By Allana Akhtar, Daily Staff Reporter
Published February 2, 2014
Campaign finance reports released Friday reveal Republicans have a fundraising edge for the upcoming Michigan gubernatorial election with higher campaign funds.
According to the report, Republican Gov. Rick Snyder currently has four times the amount of campaign money at his disposal than his Democratic challenger, former congressional representative Mark Schauer.
Snyder started 2014 with around $4 million in donations, according to the report. Some of these funds went towards an advertisement during Sunday night’s Super Bowl game, which can cost millions of dollars for a single 30-second slot.
Schauer has garnered $1.6 million in contributions since entering the race in June and currently has $1 million in his war chest. His biggest donors were the Service Employees International Union Michigan Council and the Michigan Laborer’s Political League. In a press release, he reported 6,300 of his contributions were of $100 or less — over three times the number of small-money contributors to Snyder.
In his press release, Schauer said he did not believe his smaller campaign funds would hinder his chance of winning, suggesting Snyder’s larger campaign account indicates that he is favored by the wealthy and is not in touch with the middle class.
“We fully expect Governor Snyder will have strong support from billionaires like Dick DeVos,” Schauer said. “But no matter how much money the Governor spends, he can’t whitewash his cuts to education and the job-killing Snyder Retirement Tax. Make no mistake, we will have the resources we need to win this November.”
The report is the first that includes the effects of a new campaign finance law that Snyder signed in December. The law doubles the caps on individual donations and donations from political action committees, increasing individual donations to $6,800 and political action committee donations to $68,000.
The new law also requires candidates to file two new campaign finance reports before the election and that automated telephone calls and other political ads identify their sponsor. In a news release, Snyder said the bill will “bring an unprecedented level of transparency and openness to the state’s political system.”
“Our democracy thrives and our government is at its best when there is openness and accountability, all while our freedoms of speech and association are protected,” he said.
The bill’s detractors believe it serves as a way for large donors to give candidates more money — and increase their influence. Public Policy Prof. John Chamberlin, one of its critics, called the bill “very partisan” and Snyder’s justification of it, to increase transparency, “nonsense.”

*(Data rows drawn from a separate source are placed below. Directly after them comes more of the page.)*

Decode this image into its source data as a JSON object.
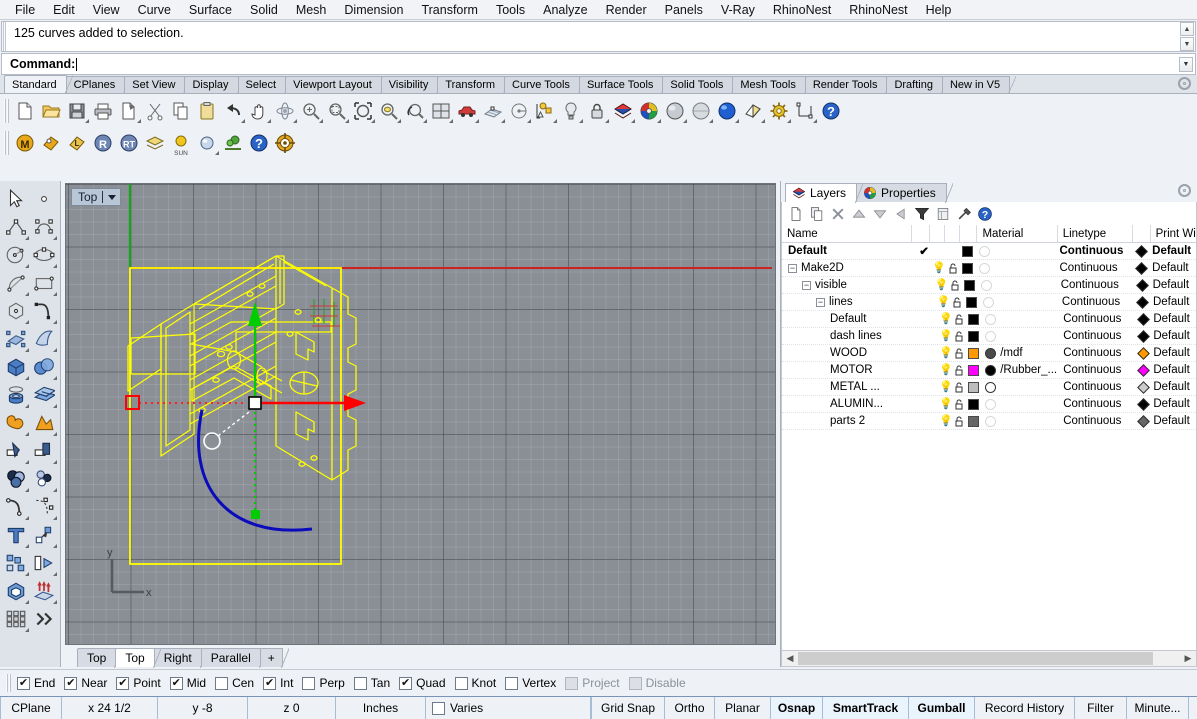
{
  "menubar": {
    "items": [
      {
        "label": "File"
      },
      {
        "label": "Edit"
      },
      {
        "label": "View"
      },
      {
        "label": "Curve"
      },
      {
        "label": "Surface"
      },
      {
        "label": "Solid"
      },
      {
        "label": "Mesh"
      },
      {
        "label": "Dimension"
      },
      {
        "label": "Transform"
      },
      {
        "label": "Tools"
      },
      {
        "label": "Analyze"
      },
      {
        "label": "Render"
      },
      {
        "label": "Panels"
      },
      {
        "label": "V-Ray"
      },
      {
        "label": "RhinoNest"
      },
      {
        "label": "RhinoNest"
      },
      {
        "label": "Help"
      }
    ]
  },
  "command": {
    "history": "125 curves added to selection.",
    "prompt_label": "Command:",
    "input_value": ""
  },
  "toolbar_tabs": {
    "active": "Standard",
    "items": [
      {
        "label": "Standard"
      },
      {
        "label": "CPlanes"
      },
      {
        "label": "Set View"
      },
      {
        "label": "Display"
      },
      {
        "label": "Select"
      },
      {
        "label": "Viewport Layout"
      },
      {
        "label": "Visibility"
      },
      {
        "label": "Transform"
      },
      {
        "label": "Curve Tools"
      },
      {
        "label": "Surface Tools"
      },
      {
        "label": "Solid Tools"
      },
      {
        "label": "Mesh Tools"
      },
      {
        "label": "Render Tools"
      },
      {
        "label": "Drafting"
      },
      {
        "label": "New in V5"
      }
    ]
  },
  "standard_toolbar": {
    "buttons": [
      {
        "name": "new-file-icon"
      },
      {
        "name": "open-file-icon"
      },
      {
        "name": "save-file-icon"
      },
      {
        "name": "print-icon"
      },
      {
        "name": "cut-paste-icon"
      },
      {
        "name": "cut-scissors-icon"
      },
      {
        "name": "copy-icon"
      },
      {
        "name": "paste-icon"
      },
      {
        "name": "undo-icon"
      },
      {
        "name": "pan-hand-icon"
      },
      {
        "name": "rotate-view-icon"
      },
      {
        "name": "zoom-in-icon"
      },
      {
        "name": "zoom-window-icon"
      },
      {
        "name": "zoom-extents-icon"
      },
      {
        "name": "zoom-selected-icon"
      },
      {
        "name": "zoom-previous-icon"
      },
      {
        "name": "viewport-layout-icon"
      },
      {
        "name": "render-car-icon"
      },
      {
        "name": "cplane-grid-icon"
      },
      {
        "name": "named-view-icon"
      },
      {
        "name": "object-snap-icon"
      },
      {
        "name": "light-bulb-icon"
      },
      {
        "name": "lock-icon"
      },
      {
        "name": "layers-icon"
      },
      {
        "name": "color-wheel-icon"
      },
      {
        "name": "shaded-sphere-icon"
      },
      {
        "name": "ghosted-sphere-icon"
      },
      {
        "name": "rendered-sphere-icon"
      },
      {
        "name": "flat-shade-icon"
      },
      {
        "name": "options-gear-icon"
      },
      {
        "name": "dimension-icon"
      },
      {
        "name": "help-icon"
      }
    ]
  },
  "plugin_toolbar": {
    "buttons": [
      {
        "name": "vray-m-icon"
      },
      {
        "name": "vray-o-icon"
      },
      {
        "name": "vray-l-icon"
      },
      {
        "name": "vray-render-icon"
      },
      {
        "name": "vray-rt-icon"
      },
      {
        "name": "vray-layers-icon"
      },
      {
        "name": "sun-icon",
        "label": "SUN"
      },
      {
        "name": "vray-sphere-icon"
      },
      {
        "name": "vray-trees-icon"
      },
      {
        "name": "vray-help-icon"
      },
      {
        "name": "vray-target-icon"
      }
    ]
  },
  "left_toolbar": {
    "buttons": [
      {
        "name": "select-arrow-icon"
      },
      {
        "name": "point-icon"
      },
      {
        "name": "polyline-icon"
      },
      {
        "name": "curve-control-points-icon"
      },
      {
        "name": "circle-icon"
      },
      {
        "name": "ellipse-icon"
      },
      {
        "name": "arc-icon"
      },
      {
        "name": "rectangle-icon"
      },
      {
        "name": "polygon-icon"
      },
      {
        "name": "curve-tools-icon"
      },
      {
        "name": "surface-from-points-icon"
      },
      {
        "name": "surface-extrude-icon"
      },
      {
        "name": "box-icon"
      },
      {
        "name": "sphere-icon"
      },
      {
        "name": "cylinder-icon"
      },
      {
        "name": "surface-tools-icon"
      },
      {
        "name": "boolean-icon"
      },
      {
        "name": "mesh-tools-icon"
      },
      {
        "name": "trim-icon"
      },
      {
        "name": "split-icon"
      },
      {
        "name": "render-materials-icon"
      },
      {
        "name": "render-lights-icon"
      },
      {
        "name": "fillet-icon"
      },
      {
        "name": "dimension-tools-icon"
      },
      {
        "name": "text-icon"
      },
      {
        "name": "transform-icon"
      },
      {
        "name": "block-icon"
      },
      {
        "name": "array-icon"
      },
      {
        "name": "solid-tools-icon"
      },
      {
        "name": "extrude-icon"
      },
      {
        "name": "grid-panel-icon"
      },
      {
        "name": "more-chevrons-icon"
      }
    ]
  },
  "viewport": {
    "label": "Top",
    "axis_x_label": "x",
    "axis_y_label": "y",
    "tabs": [
      {
        "label": "Top",
        "active": false
      },
      {
        "label": "Top",
        "active": true
      },
      {
        "label": "Right",
        "active": false
      },
      {
        "label": "Parallel",
        "active": false
      },
      {
        "label": "+",
        "active": false
      }
    ],
    "colors": {
      "background": "#8a8f96",
      "selected_curve": "#ffff00",
      "gumball_x_axis": "#ff0000",
      "gumball_y_axis": "#00cc00",
      "gumball_arc": "#0000cc",
      "construction_plane_x": "#cc2222",
      "construction_plane_y": "#22aa22"
    }
  },
  "panel": {
    "tabs": [
      {
        "label": "Layers",
        "icon": "layers-icon",
        "active": true
      },
      {
        "label": "Properties",
        "icon": "properties-icon",
        "active": false
      }
    ],
    "toolbar_buttons": [
      {
        "name": "new-layer-icon"
      },
      {
        "name": "duplicate-layer-icon"
      },
      {
        "name": "delete-layer-icon"
      },
      {
        "name": "move-up-icon"
      },
      {
        "name": "move-down-icon"
      },
      {
        "name": "previous-icon"
      },
      {
        "name": "filter-icon"
      },
      {
        "name": "layer-properties-icon"
      },
      {
        "name": "tools-hammer-icon"
      },
      {
        "name": "help-icon"
      }
    ],
    "columns": [
      {
        "label": "Name"
      },
      {
        "label": ""
      },
      {
        "label": ""
      },
      {
        "label": ""
      },
      {
        "label": ""
      },
      {
        "label": "Material"
      },
      {
        "label": "Linetype"
      },
      {
        "label": ""
      },
      {
        "label": "Print Width"
      }
    ],
    "layers": [
      {
        "name": "Default",
        "indent": 0,
        "expander": "none",
        "current": true,
        "on": false,
        "lock": false,
        "color": "#000000",
        "material_color": "#ffffff",
        "material_filled": false,
        "material_name": "",
        "linetype": "Continuous",
        "print_color": "#000000",
        "print_width": "Default",
        "bold": true
      },
      {
        "name": "Make2D",
        "indent": 0,
        "expander": "minus",
        "current": false,
        "on": true,
        "lock": false,
        "color": "#000000",
        "material_color": "#ffffff",
        "material_filled": false,
        "material_name": "",
        "linetype": "Continuous",
        "print_color": "#000000",
        "print_width": "Default",
        "bold": false
      },
      {
        "name": "visible",
        "indent": 1,
        "expander": "minus",
        "current": false,
        "on": true,
        "lock": false,
        "color": "#000000",
        "material_color": "#ffffff",
        "material_filled": false,
        "material_name": "",
        "linetype": "Continuous",
        "print_color": "#000000",
        "print_width": "Default",
        "bold": false
      },
      {
        "name": "lines",
        "indent": 2,
        "expander": "minus",
        "current": false,
        "on": true,
        "lock": false,
        "color": "#000000",
        "material_color": "#ffffff",
        "material_filled": false,
        "material_name": "",
        "linetype": "Continuous",
        "print_color": "#000000",
        "print_width": "Default",
        "bold": false
      },
      {
        "name": "Default",
        "indent": 3,
        "expander": "none",
        "current": false,
        "on": true,
        "lock": false,
        "color": "#000000",
        "material_color": "#ffffff",
        "material_filled": false,
        "material_name": "",
        "linetype": "Continuous",
        "print_color": "#000000",
        "print_width": "Default",
        "bold": false
      },
      {
        "name": "dash lines",
        "indent": 3,
        "expander": "none",
        "current": false,
        "on": true,
        "lock": false,
        "color": "#000000",
        "material_color": "#ffffff",
        "material_filled": false,
        "material_name": "",
        "linetype": "Continuous",
        "print_color": "#000000",
        "print_width": "Default",
        "bold": false
      },
      {
        "name": "WOOD",
        "indent": 3,
        "expander": "none",
        "current": false,
        "on": true,
        "lock": false,
        "color": "#ff9900",
        "material_color": "#4a4a4a",
        "material_filled": true,
        "material_name": "/mdf",
        "linetype": "Continuous",
        "print_color": "#ff9900",
        "print_width": "Default",
        "bold": false
      },
      {
        "name": "MOTOR",
        "indent": 3,
        "expander": "none",
        "current": false,
        "on": true,
        "lock": false,
        "color": "#ff00ff",
        "material_color": "#000000",
        "material_filled": true,
        "material_name": "/Rubber_...",
        "linetype": "Continuous",
        "print_color": "#ff00ff",
        "print_width": "Default",
        "bold": false
      },
      {
        "name": "METAL ...",
        "indent": 3,
        "expander": "none",
        "current": false,
        "on": true,
        "lock": false,
        "color": "#bdbdbd",
        "material_color": "#ffffff",
        "material_filled": true,
        "material_name": "",
        "linetype": "Continuous",
        "print_color": "#cccccc",
        "print_width": "Default",
        "bold": false
      },
      {
        "name": "ALUMIN...",
        "indent": 3,
        "expander": "none",
        "current": false,
        "on": true,
        "lock": false,
        "color": "#000000",
        "material_color": "#ffffff",
        "material_filled": false,
        "material_name": "",
        "linetype": "Continuous",
        "print_color": "#000000",
        "print_width": "Default",
        "bold": false
      },
      {
        "name": "parts 2",
        "indent": 3,
        "expander": "none",
        "current": false,
        "on": true,
        "lock": false,
        "color": "#666666",
        "material_color": "#ffffff",
        "material_filled": false,
        "material_name": "",
        "linetype": "Continuous",
        "print_color": "#666666",
        "print_width": "Default",
        "bold": false
      }
    ]
  },
  "osnap": {
    "items": [
      {
        "label": "End",
        "checked": true,
        "disabled": false
      },
      {
        "label": "Near",
        "checked": true,
        "disabled": false
      },
      {
        "label": "Point",
        "checked": true,
        "disabled": false
      },
      {
        "label": "Mid",
        "checked": true,
        "disabled": false
      },
      {
        "label": "Cen",
        "checked": false,
        "disabled": false
      },
      {
        "label": "Int",
        "checked": true,
        "disabled": false
      },
      {
        "label": "Perp",
        "checked": false,
        "disabled": false
      },
      {
        "label": "Tan",
        "checked": false,
        "disabled": false
      },
      {
        "label": "Quad",
        "checked": true,
        "disabled": false
      },
      {
        "label": "Knot",
        "checked": false,
        "disabled": false
      },
      {
        "label": "Vertex",
        "checked": false,
        "disabled": false
      },
      {
        "label": "Project",
        "checked": false,
        "disabled": true
      },
      {
        "label": "Disable",
        "checked": false,
        "disabled": true
      }
    ]
  },
  "statusbar": {
    "cplane": "CPlane",
    "x": "x 24 1/2",
    "y": "y -8",
    "z": "z 0",
    "units": "Inches",
    "layer": "Varies",
    "toggles": [
      {
        "label": "Grid Snap",
        "on": false
      },
      {
        "label": "Ortho",
        "on": false
      },
      {
        "label": "Planar",
        "on": false
      },
      {
        "label": "Osnap",
        "on": true
      },
      {
        "label": "SmartTrack",
        "on": true
      },
      {
        "label": "Gumball",
        "on": true
      },
      {
        "label": "Record History",
        "on": false
      },
      {
        "label": "Filter",
        "on": false
      },
      {
        "label": "Minute...",
        "on": false
      }
    ]
  }
}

“If you believe, as I do, that money shouldn’t drive politics but citizen participation should, the old campaign contribution limits were just fine and they were more constraining on a couple hundred people — most people don’t make contributions at all,” Chamberlin said. “The citizens of Michigan are not well served by covering up who gives the money and allowing big contributions to influence outcomes of elections.”
With regard to the upcoming mayoral election in Ann Arbor, Chamberlin said he believes it is too early for funds to make a difference in each candidate’s campaign. Though money does matter in politics, he said, how much of it a candidate has at a given time does not.
“I’m not sure that being able to run Super Bowl ads is all that important, it’s flashy and it let’s people know you’re running,” Chamberlin said. “But I think in the long run it matters if one candidate has significantly more money than another candidate.”